What Ms. Villanueva, a legal resident of the United States from Mexico, didn't know until it was almost too late is that just one instance of overzealous discipline could have gotten her thrown out of the country.

On a recent night, Villanueva's daughter Isabel (not their real names) came home from a date after 2 a.m. In the ensuing argument, a discomfited mother did something "I'd never done before," Villanueva says - she struck her daughter with a stick.

Under the 1996 immigration reform, domestic violence is now a deportable offense.

"They told me at the police station I could be heading back to Mexico," says Villanueva, her voice still expressing bewilderment. "I was pretty scared, I didn't know about this law," adds Isabel, who quickly dropped the charges she filed to get even with her mother.

The Villanuevas are among thousands of legal immigrant families across the US learning - sometimes the hard way - about tough new aspects of the 1996 immigration law.

Supporters say the measures are needed to rid the country of criminals before they become citizens. But critics counter that application of the new law is ripping apart families over minor offenses and giving too much power to immigration officials. Often in deportation cases, a spouse or child is a citizen, so the measures are splitting up American families, they add. "There are many scary aspects of this legislation, but one of the worst things is how it creates a double standard of treatment and a double set of rights for citizens and legal residents," says Laura Valdez, director of the Border Rights Coalition in El Paso, Texas.

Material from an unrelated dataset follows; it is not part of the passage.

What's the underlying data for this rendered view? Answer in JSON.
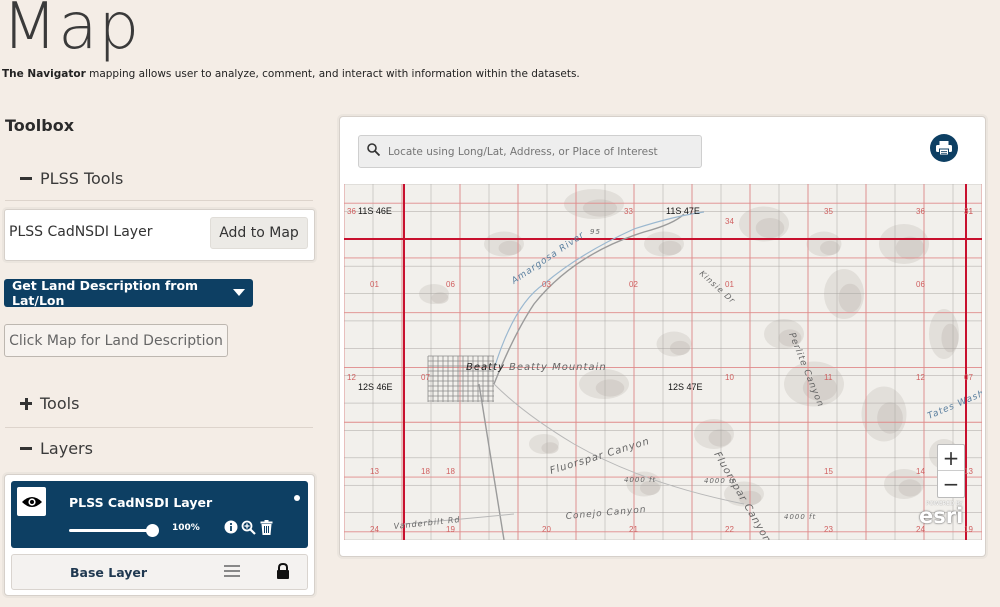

Citing the new law's expansion of what is an aggravated felony for purposes of deportation, Ms. Valdez says, "You can be a US citizen and mess up, and that's fine. But if you're a legal resident, you're basically a good person ... and you make one mistake," she adds, "even if it was 20 years ago and you already paid your dues, you can now be deported."

Previously, a deportable offense was any aggravated felony that resulted in a conviction of five or more years. The 1996 law changed that to any conviction of a year or more, effectively broadening the crimes that fall under the law.

"Now, just about every crime is a deportable offense," says Wilson Dumond, a criminal investigations supervisor at the El Paso Immigration and Naturalization Service office. The reform also opened the door to broad retroactive consideration of a resident's record, even in cases where time was already served for what was previously considered a minor, nondeportable offense. …